The Annunciation: Tidings From A Painter & A Theologian

Today is the feast of the Annunciation. The Gospel story of an encounter between an angel and a peasant girl in ancient Judea has provided us with a treasury of luminous depictions. Much as I love the inventory of them as works of art, only one draws me to wonder and to prayer. The essential commitments of faith do not begin in intellectual assent. That comes later. Intellect ratifies what the heart has already glimpsed. And the eye grasps certain things in an instant; the mind takes longer to grant approval to reasoned argument. Continue Reading
Prêt-À-Manger Eucharist, etc.

More than monuments are toppling. Our sense of the sacred diminishes further with each week that fear of Wuhan virus ranks higher on parish concerns than the concept of sin. Thomas Mann once quipped that nowadays sin is “an amusing word used only when one is trying to get a laugh.” Now we can get our laughs untainted by any nagging guilt right in our own parishes. They have risen from slumber over the concept of sin in order to testify with vigor to hygiene in the age of COVID. Continue Reading
Hand Sanitizer: The New Sacramental

“Doctor, Doctor, will I die?” “Yes, my child, and so shall I.” Hand sanitizer has entered the liturgy as both a stay against mortality and a sacramental displacing holy water. Coronavirus is not cholera but it might as well be. That is the unavoidable impression given by churches with dry fonts but multiple dispensers of sanitizer.

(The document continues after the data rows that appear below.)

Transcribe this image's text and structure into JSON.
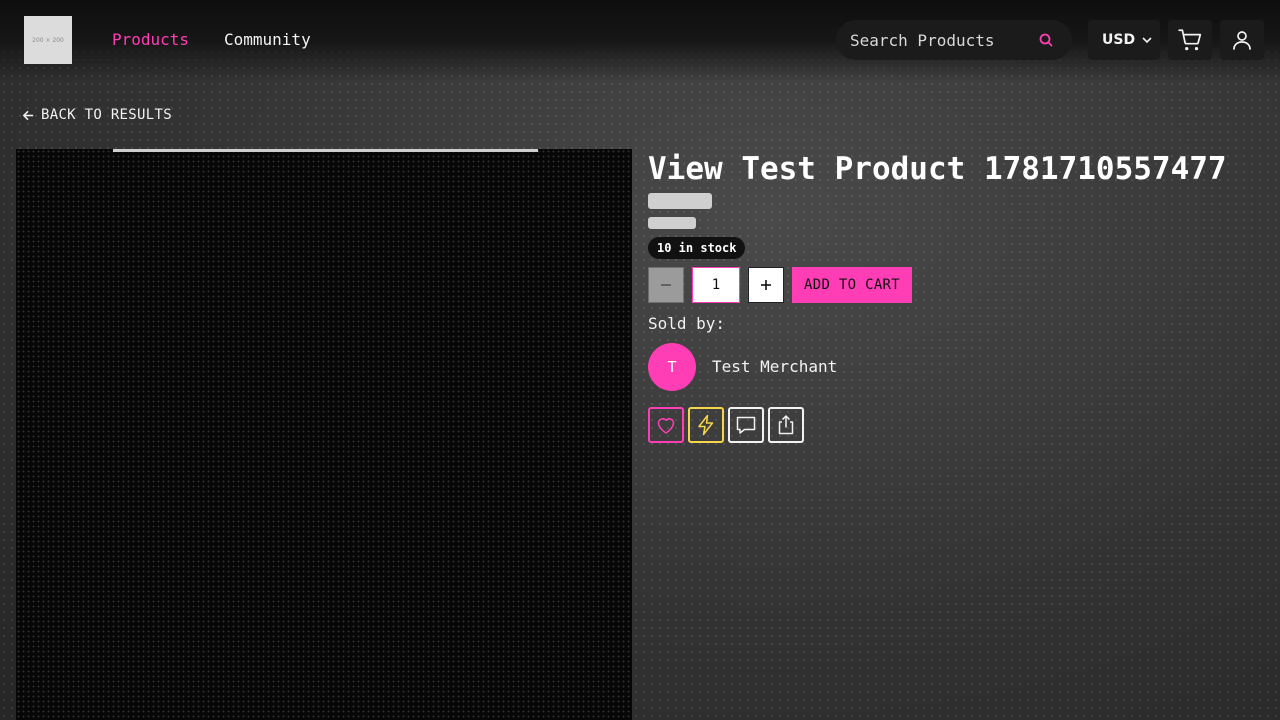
{
  "header": {
    "logo_text": "200 × 200",
    "nav": [
      {
        "label": "Products",
        "active": true
      },
      {
        "label": "Community",
        "active": false
      }
    ],
    "search": {
      "placeholder": "Search Products",
      "value": ""
    },
    "currency": "USD",
    "icons": {
      "search": "search-icon",
      "currency": "chevron-down-icon",
      "cart": "cart-icon",
      "account": "user-icon"
    }
  },
  "back_link": {
    "label": "BACK TO RESULTS",
    "icon": "arrow-left-icon"
  },
  "gallery": {
    "progress_percent": 69
  },
  "product": {
    "title": "View Test Product 1781710557477",
    "stock_label": "10 in stock",
    "quantity": "1",
    "add_to_cart_label": "ADD TO CART",
    "sold_by_label": "Sold by:",
    "merchant": {
      "initial": "T",
      "name": "Test Merchant"
    }
  },
  "actions": [
    {
      "name": "favorite",
      "icon": "heart-icon"
    },
    {
      "name": "boost",
      "icon": "lightning-icon"
    },
    {
      "name": "comment",
      "icon": "chat-icon"
    },
    {
      "name": "share",
      "icon": "share-icon"
    }
  ],
  "colors": {
    "accent": "#ff3eb5",
    "boost": "#f5d64a",
    "header_bg": "#0e0e0e"
  }
}
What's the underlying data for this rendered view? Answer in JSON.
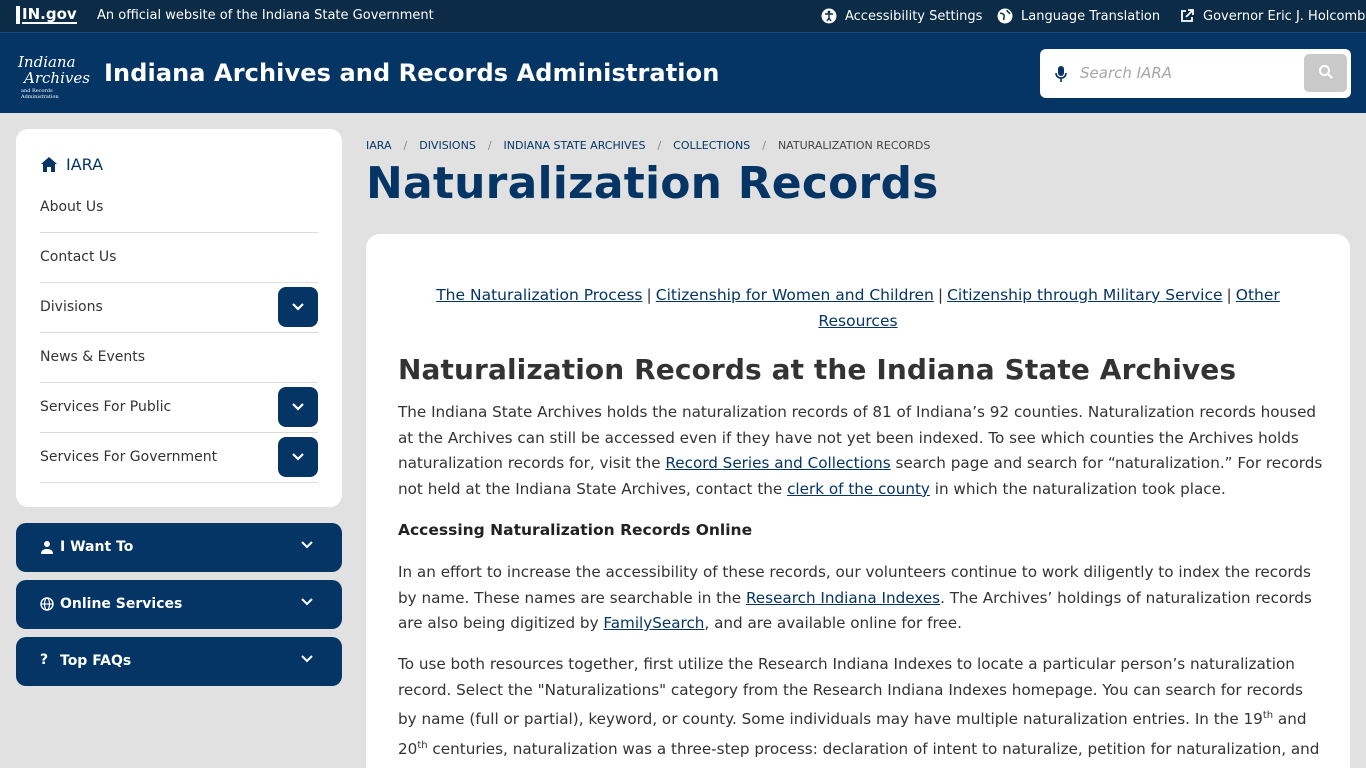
{
  "topbar": {
    "logo_text": "IN.gov",
    "official": "An official website of the Indiana State Government",
    "links": [
      {
        "label": "Accessibility Settings",
        "icon": "accessibility-icon"
      },
      {
        "label": "Language Translation",
        "icon": "globe-icon"
      },
      {
        "label": "Governor Eric J. Holcomb",
        "icon": "external-link-icon"
      }
    ]
  },
  "header": {
    "logo_lines": [
      "Indiana",
      "Archives",
      "and Records Administration"
    ],
    "title": "Indiana Archives and Records Administration",
    "search_placeholder": "Search IARA"
  },
  "sidenav": {
    "home_label": "IARA",
    "items": [
      {
        "label": "About Us",
        "expandable": false
      },
      {
        "label": "Contact Us",
        "expandable": false
      },
      {
        "label": "Divisions",
        "expandable": true
      },
      {
        "label": "News & Events",
        "expandable": false
      },
      {
        "label": "Services For Public",
        "expandable": true
      },
      {
        "label": "Services For Government",
        "expandable": true
      }
    ]
  },
  "accordions": [
    {
      "label": "I Want To",
      "icon": "user-icon"
    },
    {
      "label": "Online Services",
      "icon": "globe-icon"
    },
    {
      "label": "Top FAQs",
      "icon": "question-icon"
    }
  ],
  "breadcrumb": [
    "IARA",
    "DIVISIONS",
    "INDIANA STATE ARCHIVES",
    "COLLECTIONS",
    "NATURALIZATION RECORDS"
  ],
  "page_title": "Naturalization Records",
  "content": {
    "quicklinks": [
      "The Naturalization Process",
      "Citizenship for Women and Children",
      "Citizenship through Military Service",
      "Other Resources "
    ],
    "heading": "Naturalization Records at the Indiana State Archives",
    "p1": {
      "a": "The Indiana State Archives holds the naturalization records of 81 of Indiana’s 92 counties. Naturalization records housed at the Archives can still be accessed even if they have not yet been indexed. To see which counties the Archives holds naturalization records for, visit the ",
      "link1": "Record Series and Collections",
      "b": " search page and search for “naturalization.” For records not held at the Indiana State Archives, contact the ",
      "link2": "clerk of the county",
      "c": " in which the naturalization took place."
    },
    "subheading": "Accessing Naturalization Records Online",
    "p2": {
      "a": "In an effort to increase the accessibility of these records, our volunteers continue to work diligently to index the records by name. These names are searchable in the ",
      "link1": "Research Indiana Indexes",
      "b": ". The Archives’ holdings of naturalization records are also being digitized by ",
      "link2": "FamilySearch",
      "c": ", and are available online for free."
    },
    "p3": {
      "a": "To use both resources together, first utilize the Research Indiana Indexes to locate a particular person’s naturalization record. Select the \"Naturalizations\" category from the Research Indiana Indexes homepage. You can search for records by name (full or partial), keyword, or county. Some individuals may have multiple naturalization entries. In the 19",
      "sup1": "th",
      "b": " and 20",
      "sup2": "th",
      "c": " centuries, naturalization was a three-step process: declaration of intent to naturalize, petition for naturalization, and finally a certificate or court order granting citizenship. Many immigrants never completed the full naturalization process."
    }
  }
}
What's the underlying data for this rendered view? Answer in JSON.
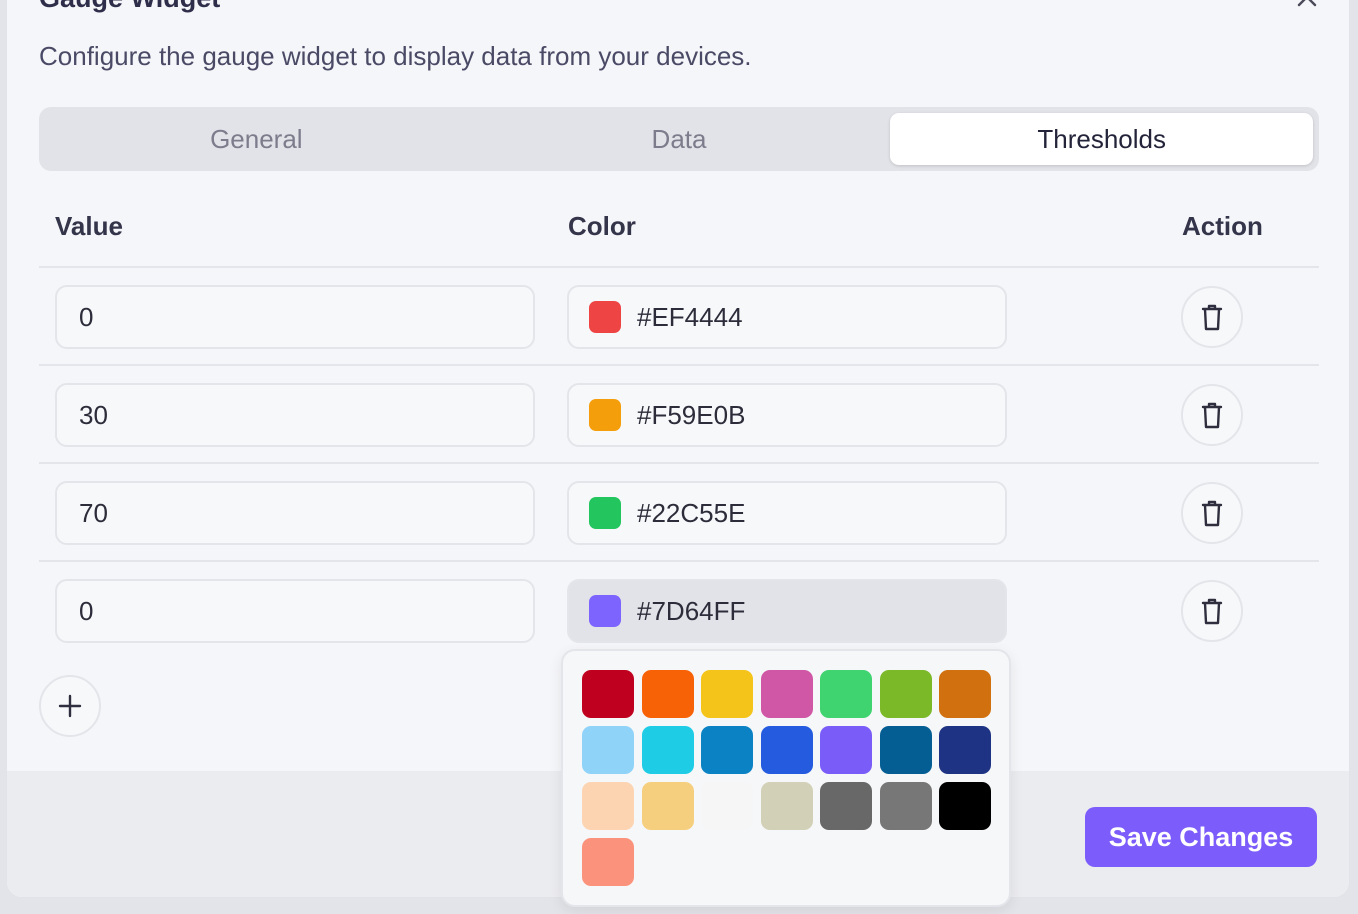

Every acute respiratory illness is serious. By no means is this latest Chinese virus to be taken lightly. But there is no point in my adding to the media drum beat. Continue Reading
Mortality, Magic, & Chinese Virus

Mortality was much on the mind of St. Augustine. In The City of God, he exhibits skepticism that a world thoroughly free of death-dealing plague could ever be possible. The tenor of this old quatrain has an Augustinian ring: Doctor, Doctor, will I die? Yes, my child, and so shall I. Like the original wording of many eighteenth century nursery rhymes, the lines irritate modern ears. Twentieth century sensibilities revised it to suit a well-fed, housed, and vaccinated generation poised to dismiss dispiriting reminders of mortality. Continue Reading
Frank Sheed; Love of Enemies; the Death Penalty

A sword lays buried within the mandate to love our enemies. Paul nodded to it in his letter to the Christian community in Rome. He quoted a passage from the wisdom literature familiar among Jews: “If your enemy is hungry, give him food to eat; if he is thirsty, give him water to drink. In doing this, you will heap burning coals on his head, and the Lord will reward you” (Prov. 25: 21-22). There is a compelling paradox here, a tension between kindly acts and anticipation of eventual punitive outcome for the recipient of the kindness—those burning coals! Continue Reading